RECORD EXTRACTS section start

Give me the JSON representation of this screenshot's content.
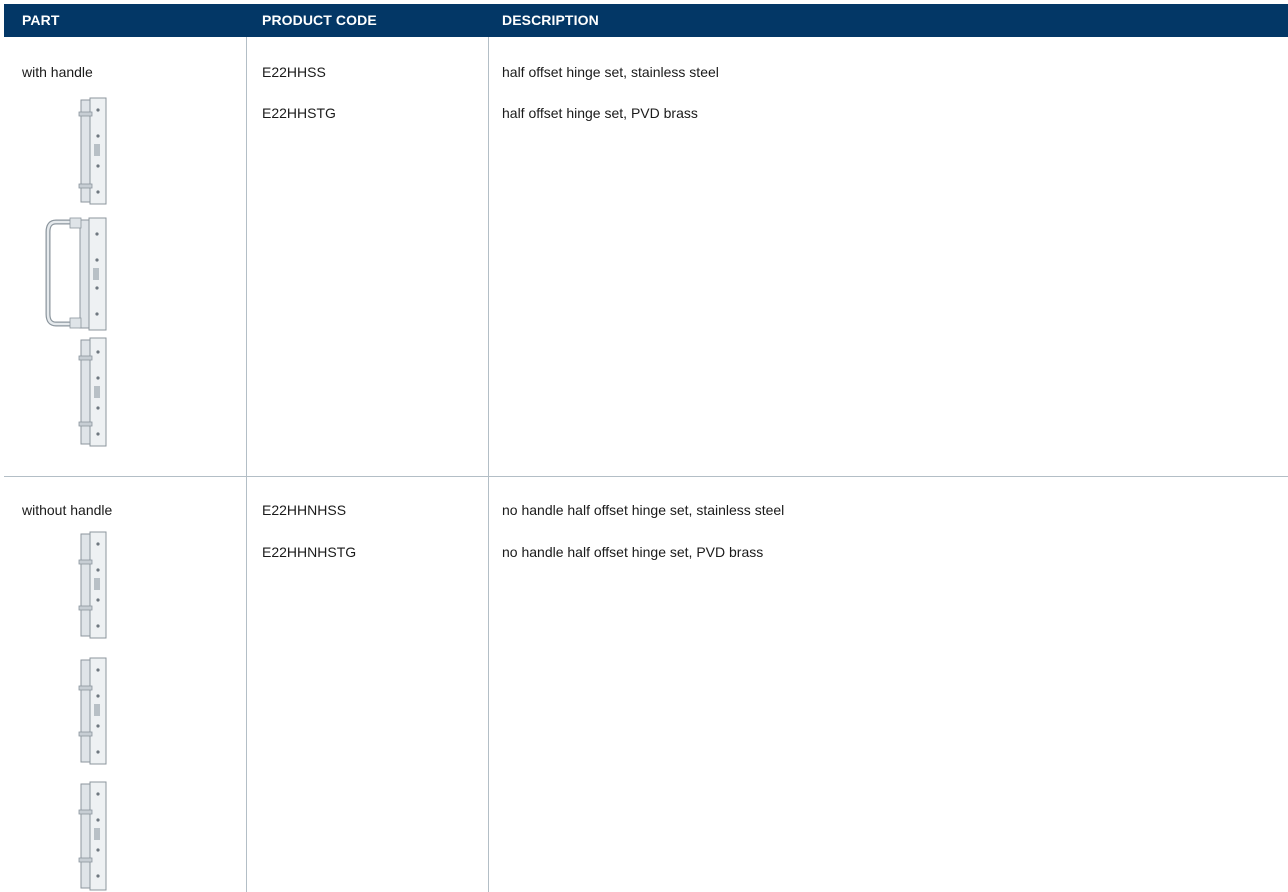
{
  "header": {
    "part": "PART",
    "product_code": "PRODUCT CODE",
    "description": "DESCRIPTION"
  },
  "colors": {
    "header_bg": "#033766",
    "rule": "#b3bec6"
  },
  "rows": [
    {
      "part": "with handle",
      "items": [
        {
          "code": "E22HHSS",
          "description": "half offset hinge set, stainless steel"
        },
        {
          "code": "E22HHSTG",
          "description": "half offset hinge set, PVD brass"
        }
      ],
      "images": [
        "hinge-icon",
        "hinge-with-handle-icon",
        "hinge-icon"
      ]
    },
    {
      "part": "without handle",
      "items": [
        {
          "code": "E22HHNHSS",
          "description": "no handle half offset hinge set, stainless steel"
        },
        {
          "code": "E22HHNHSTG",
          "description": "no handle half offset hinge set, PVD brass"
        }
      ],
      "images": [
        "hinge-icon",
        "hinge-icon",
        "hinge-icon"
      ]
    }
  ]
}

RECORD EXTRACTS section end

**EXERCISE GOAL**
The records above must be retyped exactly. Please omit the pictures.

**YOUR RESPONSE**
Give me the JSON representation of this screenshot's content.
{
  "header": {
    "part": "PART",
    "product_code": "PRODUCT CODE",
    "description": "DESCRIPTION"
  },
  "colors": {
    "header_bg": "#033766",
    "rule": "#b3bec6"
  },
  "rows": [
    {
      "part": "with handle",
      "items": [
        {
          "code": "E22HHSS",
          "description": "half offset hinge set, stainless steel"
        },
        {
          "code": "E22HHSTG",
          "description": "half offset hinge set, PVD brass"
        }
      ],
      "images": [
        "hinge-icon",
        "hinge-with-handle-icon",
        "hinge-icon"
      ]
    },
    {
      "part": "without handle",
      "items": [
        {
          "code": "E22HHNHSS",
          "description": "no handle half offset hinge set, stainless steel"
        },
        {
          "code": "E22HHNHSTG",
          "description": "no handle half offset hinge set, PVD brass"
        }
      ],
      "images": [
        "hinge-icon",
        "hinge-icon",
        "hinge-icon"
      ]
    }
  ]
}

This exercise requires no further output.